* [EXERCISE PROMPT] Return every record below exactly as given.

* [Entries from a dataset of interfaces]
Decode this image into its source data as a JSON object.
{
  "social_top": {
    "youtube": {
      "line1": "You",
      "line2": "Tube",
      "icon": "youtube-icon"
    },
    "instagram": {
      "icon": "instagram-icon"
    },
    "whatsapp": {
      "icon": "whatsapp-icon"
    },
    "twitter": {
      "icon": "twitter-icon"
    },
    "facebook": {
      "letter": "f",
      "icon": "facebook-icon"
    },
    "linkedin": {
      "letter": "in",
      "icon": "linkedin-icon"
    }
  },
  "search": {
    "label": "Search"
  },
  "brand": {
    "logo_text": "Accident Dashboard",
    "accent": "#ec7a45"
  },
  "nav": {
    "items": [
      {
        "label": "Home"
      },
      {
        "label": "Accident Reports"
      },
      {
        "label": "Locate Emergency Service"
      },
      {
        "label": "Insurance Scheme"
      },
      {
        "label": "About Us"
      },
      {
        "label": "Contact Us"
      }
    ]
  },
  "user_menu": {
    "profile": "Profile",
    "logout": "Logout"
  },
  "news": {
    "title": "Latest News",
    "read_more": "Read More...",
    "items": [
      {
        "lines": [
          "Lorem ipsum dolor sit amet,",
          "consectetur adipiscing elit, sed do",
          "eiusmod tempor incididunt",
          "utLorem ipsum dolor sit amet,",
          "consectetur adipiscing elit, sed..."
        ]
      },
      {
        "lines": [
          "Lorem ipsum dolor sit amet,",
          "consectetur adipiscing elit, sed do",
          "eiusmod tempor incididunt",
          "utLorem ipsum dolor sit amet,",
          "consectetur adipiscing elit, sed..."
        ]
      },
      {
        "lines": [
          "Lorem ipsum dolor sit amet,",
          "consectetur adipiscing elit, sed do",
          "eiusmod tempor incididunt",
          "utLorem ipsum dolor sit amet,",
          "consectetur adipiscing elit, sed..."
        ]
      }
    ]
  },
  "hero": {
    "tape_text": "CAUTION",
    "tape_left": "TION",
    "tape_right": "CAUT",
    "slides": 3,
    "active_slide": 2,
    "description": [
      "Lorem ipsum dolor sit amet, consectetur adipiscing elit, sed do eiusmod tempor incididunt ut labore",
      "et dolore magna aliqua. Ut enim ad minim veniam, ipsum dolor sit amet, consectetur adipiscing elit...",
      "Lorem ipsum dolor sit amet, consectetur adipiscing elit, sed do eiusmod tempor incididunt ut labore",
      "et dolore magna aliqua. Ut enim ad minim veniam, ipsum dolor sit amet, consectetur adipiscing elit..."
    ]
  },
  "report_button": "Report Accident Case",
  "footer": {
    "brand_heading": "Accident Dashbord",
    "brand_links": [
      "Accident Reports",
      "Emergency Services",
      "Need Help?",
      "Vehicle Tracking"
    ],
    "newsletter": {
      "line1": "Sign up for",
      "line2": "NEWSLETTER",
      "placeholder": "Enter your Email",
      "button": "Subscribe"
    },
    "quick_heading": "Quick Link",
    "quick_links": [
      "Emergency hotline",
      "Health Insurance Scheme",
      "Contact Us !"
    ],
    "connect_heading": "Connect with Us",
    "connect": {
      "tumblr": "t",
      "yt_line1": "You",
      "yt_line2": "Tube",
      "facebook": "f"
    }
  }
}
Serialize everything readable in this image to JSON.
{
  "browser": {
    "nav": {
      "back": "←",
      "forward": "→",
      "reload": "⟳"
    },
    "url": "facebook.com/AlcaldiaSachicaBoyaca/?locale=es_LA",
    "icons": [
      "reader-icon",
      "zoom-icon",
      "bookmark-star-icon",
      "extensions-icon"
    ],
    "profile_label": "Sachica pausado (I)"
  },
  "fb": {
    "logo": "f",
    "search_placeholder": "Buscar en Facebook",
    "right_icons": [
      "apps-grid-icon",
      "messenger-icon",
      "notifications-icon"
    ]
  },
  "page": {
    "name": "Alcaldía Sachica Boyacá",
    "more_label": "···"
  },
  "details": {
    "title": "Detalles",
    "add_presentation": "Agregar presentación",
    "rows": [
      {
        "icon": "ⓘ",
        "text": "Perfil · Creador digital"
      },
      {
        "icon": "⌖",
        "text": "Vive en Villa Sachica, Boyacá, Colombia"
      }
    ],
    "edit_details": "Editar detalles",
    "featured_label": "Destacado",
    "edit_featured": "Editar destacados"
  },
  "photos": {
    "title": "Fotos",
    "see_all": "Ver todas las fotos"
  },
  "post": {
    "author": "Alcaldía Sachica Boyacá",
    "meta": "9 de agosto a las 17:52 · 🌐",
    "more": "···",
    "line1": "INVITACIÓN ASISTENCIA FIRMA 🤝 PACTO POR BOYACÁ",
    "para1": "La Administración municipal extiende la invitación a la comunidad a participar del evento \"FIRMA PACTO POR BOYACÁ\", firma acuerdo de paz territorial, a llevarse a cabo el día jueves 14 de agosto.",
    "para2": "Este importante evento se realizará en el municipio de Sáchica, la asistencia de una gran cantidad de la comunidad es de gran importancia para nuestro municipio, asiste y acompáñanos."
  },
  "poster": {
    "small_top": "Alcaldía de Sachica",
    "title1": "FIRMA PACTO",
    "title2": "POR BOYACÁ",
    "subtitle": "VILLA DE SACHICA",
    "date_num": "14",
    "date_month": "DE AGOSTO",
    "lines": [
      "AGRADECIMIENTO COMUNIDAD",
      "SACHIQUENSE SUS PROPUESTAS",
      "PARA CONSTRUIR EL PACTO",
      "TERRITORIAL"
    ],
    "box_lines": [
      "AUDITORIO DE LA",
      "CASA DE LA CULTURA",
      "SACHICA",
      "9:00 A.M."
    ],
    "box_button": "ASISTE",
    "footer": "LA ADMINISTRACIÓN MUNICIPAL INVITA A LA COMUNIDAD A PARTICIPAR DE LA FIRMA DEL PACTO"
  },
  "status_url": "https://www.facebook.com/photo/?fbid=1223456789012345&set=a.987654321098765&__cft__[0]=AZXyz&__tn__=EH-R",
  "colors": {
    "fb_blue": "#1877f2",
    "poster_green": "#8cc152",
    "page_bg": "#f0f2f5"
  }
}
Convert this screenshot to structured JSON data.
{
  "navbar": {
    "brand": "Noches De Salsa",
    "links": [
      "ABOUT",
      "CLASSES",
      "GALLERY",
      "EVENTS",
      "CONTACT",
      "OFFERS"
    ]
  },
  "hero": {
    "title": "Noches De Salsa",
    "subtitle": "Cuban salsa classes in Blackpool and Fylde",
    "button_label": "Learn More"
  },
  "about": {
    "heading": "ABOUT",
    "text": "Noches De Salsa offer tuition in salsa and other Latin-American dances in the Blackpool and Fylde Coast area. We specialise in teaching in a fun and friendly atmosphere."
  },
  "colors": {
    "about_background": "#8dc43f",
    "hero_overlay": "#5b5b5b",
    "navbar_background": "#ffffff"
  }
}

* [SOLUTION TO THE EXERCISE]
Decode this image into its source data as a JSON object.
{
  "social_top": {
    "youtube": {
      "line1": "You",
      "line2": "Tube",
      "icon": "youtube-icon"
    },
    "instagram": {
      "icon": "instagram-icon"
    },
    "whatsapp": {
      "icon": "whatsapp-icon"
    },
    "twitter": {
      "icon": "twitter-icon"
    },
    "facebook": {
      "letter": "f",
      "icon": "facebook-icon"
    },
    "linkedin": {
      "letter": "in",
      "icon": "linkedin-icon"
    }
  },
  "search": {
    "label": "Search"
  },
  "brand": {
    "logo_text": "Accident Dashboard",
    "accent": "#ec7a45"
  },
  "nav": {
    "items": [
      {
        "label": "Home"
      },
      {
        "label": "Accident Reports"
      },
      {
        "label": "Locate Emergency Service"
      },
      {
        "label": "Insurance Scheme"
      },
      {
        "label": "About Us"
      },
      {
        "label": "Contact Us"
      }
    ]
  },
  "user_menu": {
    "profile": "Profile",
    "logout": "Logout"
  },
  "news": {
    "title": "Latest News",
    "read_more": "Read More...",
    "items": [
      {
        "lines": [
          "Lorem ipsum dolor sit amet,",
          "consectetur adipiscing elit, sed do",
          "eiusmod tempor incididunt",
          "utLorem ipsum dolor sit amet,",
          "consectetur adipiscing elit, sed..."
        ]
      },
      {
        "lines": [
          "Lorem ipsum dolor sit amet,",
          "consectetur adipiscing elit, sed do",
          "eiusmod tempor incididunt",
          "utLorem ipsum dolor sit amet,",
          "consectetur adipiscing elit, sed..."
        ]
      },
      {
        "lines": [
          "Lorem ipsum dolor sit amet,",
          "consectetur adipiscing elit, sed do",
          "eiusmod tempor incididunt",
          "utLorem ipsum dolor sit amet,",
          "consectetur adipiscing elit, sed..."
        ]
      }
    ]
  },
  "hero": {
    "tape_text": "CAUTION",
    "tape_left": "TION",
    "tape_right": "CAUT",
    "slides": 3,
    "active_slide": 2,
    "description": [
      "Lorem ipsum dolor sit amet, consectetur adipiscing elit, sed do eiusmod tempor incididunt ut labore",
      "et dolore magna aliqua. Ut enim ad minim veniam, ipsum dolor sit amet, consectetur adipiscing elit...",
      "Lorem ipsum dolor sit amet, consectetur adipiscing elit, sed do eiusmod tempor incididunt ut labore",
      "et dolore magna aliqua. Ut enim ad minim veniam, ipsum dolor sit amet, consectetur adipiscing elit..."
    ]
  },
  "report_button": "Report Accident Case",
  "footer": {
    "brand_heading": "Accident Dashbord",
    "brand_links": [
      "Accident Reports",
      "Emergency Services",
      "Need Help?",
      "Vehicle Tracking"
    ],
    "newsletter": {
      "line1": "Sign up for",
      "line2": "NEWSLETTER",
      "placeholder": "Enter your Email",
      "button": "Subscribe"
    },
    "quick_heading": "Quick Link",
    "quick_links": [
      "Emergency hotline",
      "Health Insurance Scheme",
      "Contact Us !"
    ],
    "connect_heading": "Connect with Us",
    "connect": {
      "tumblr": "t",
      "yt_line1": "You",
      "yt_line2": "Tube",
      "facebook": "f"
    }
  }
}
Serialize everything readable in this image to JSON.
{
  "browser": {
    "nav": {
      "back": "←",
      "forward": "→",
      "reload": "⟳"
    },
    "url": "facebook.com/AlcaldiaSachicaBoyaca/?locale=es_LA",
    "icons": [
      "reader-icon",
      "zoom-icon",
      "bookmark-star-icon",
      "extensions-icon"
    ],
    "profile_label": "Sachica pausado (I)"
  },
  "fb": {
    "logo": "f",
    "search_placeholder": "Buscar en Facebook",
    "right_icons": [
      "apps-grid-icon",
      "messenger-icon",
      "notifications-icon"
    ]
  },
  "page": {
    "name": "Alcaldía Sachica Boyacá",
    "more_label": "···"
  },
  "details": {
    "title": "Detalles",
    "add_presentation": "Agregar presentación",
    "rows": [
      {
        "icon": "ⓘ",
        "text": "Perfil · Creador digital"
      },
      {
        "icon": "⌖",
        "text": "Vive en Villa Sachica, Boyacá, Colombia"
      }
    ],
    "edit_details": "Editar detalles",
    "featured_label": "Destacado",
    "edit_featured": "Editar destacados"
  },
  "photos": {
    "title": "Fotos",
    "see_all": "Ver todas las fotos"
  },
  "post": {
    "author": "Alcaldía Sachica Boyacá",
    "meta": "9 de agosto a las 17:52 · 🌐",
    "more": "···",
    "line1": "INVITACIÓN ASISTENCIA FIRMA 🤝 PACTO POR BOYACÁ",
    "para1": "La Administración municipal extiende la invitación a la comunidad a participar del evento \"FIRMA PACTO POR BOYACÁ\", firma acuerdo de paz territorial, a llevarse a cabo el día jueves 14 de agosto.",
    "para2": "Este importante evento se realizará en el municipio de Sáchica, la asistencia de una gran cantidad de la comunidad es de gran importancia para nuestro municipio, asiste y acompáñanos."
  },
  "poster": {
    "small_top": "Alcaldía de Sachica",
    "title1": "FIRMA PACTO",
    "title2": "POR BOYACÁ",
    "subtitle": "VILLA DE SACHICA",
    "date_num": "14",
    "date_month": "DE AGOSTO",
    "lines": [
      "AGRADECIMIENTO COMUNIDAD",
      "SACHIQUENSE SUS PROPUESTAS",
      "PARA CONSTRUIR EL PACTO",
      "TERRITORIAL"
    ],
    "box_lines": [
      "AUDITORIO DE LA",
      "CASA DE LA CULTURA",
      "SACHICA",
      "9:00 A.M."
    ],
    "box_button": "ASISTE",
    "footer": "LA ADMINISTRACIÓN MUNICIPAL INVITA A LA COMUNIDAD A PARTICIPAR DE LA FIRMA DEL PACTO"
  },
  "status_url": "https://www.facebook.com/photo/?fbid=1223456789012345&set=a.987654321098765&__cft__[0]=AZXyz&__tn__=EH-R",
  "colors": {
    "fb_blue": "#1877f2",
    "poster_green": "#8cc152",
    "page_bg": "#f0f2f5"
  }
}
Convert this screenshot to structured JSON data.
{
  "navbar": {
    "brand": "Noches De Salsa",
    "links": [
      "ABOUT",
      "CLASSES",
      "GALLERY",
      "EVENTS",
      "CONTACT",
      "OFFERS"
    ]
  },
  "hero": {
    "title": "Noches De Salsa",
    "subtitle": "Cuban salsa classes in Blackpool and Fylde",
    "button_label": "Learn More"
  },
  "about": {
    "heading": "ABOUT",
    "text": "Noches De Salsa offer tuition in salsa and other Latin-American dances in the Blackpool and Fylde Coast area. We specialise in teaching in a fun and friendly atmosphere."
  },
  "colors": {
    "about_background": "#8dc43f",
    "hero_overlay": "#5b5b5b",
    "navbar_background": "#ffffff"
  }
}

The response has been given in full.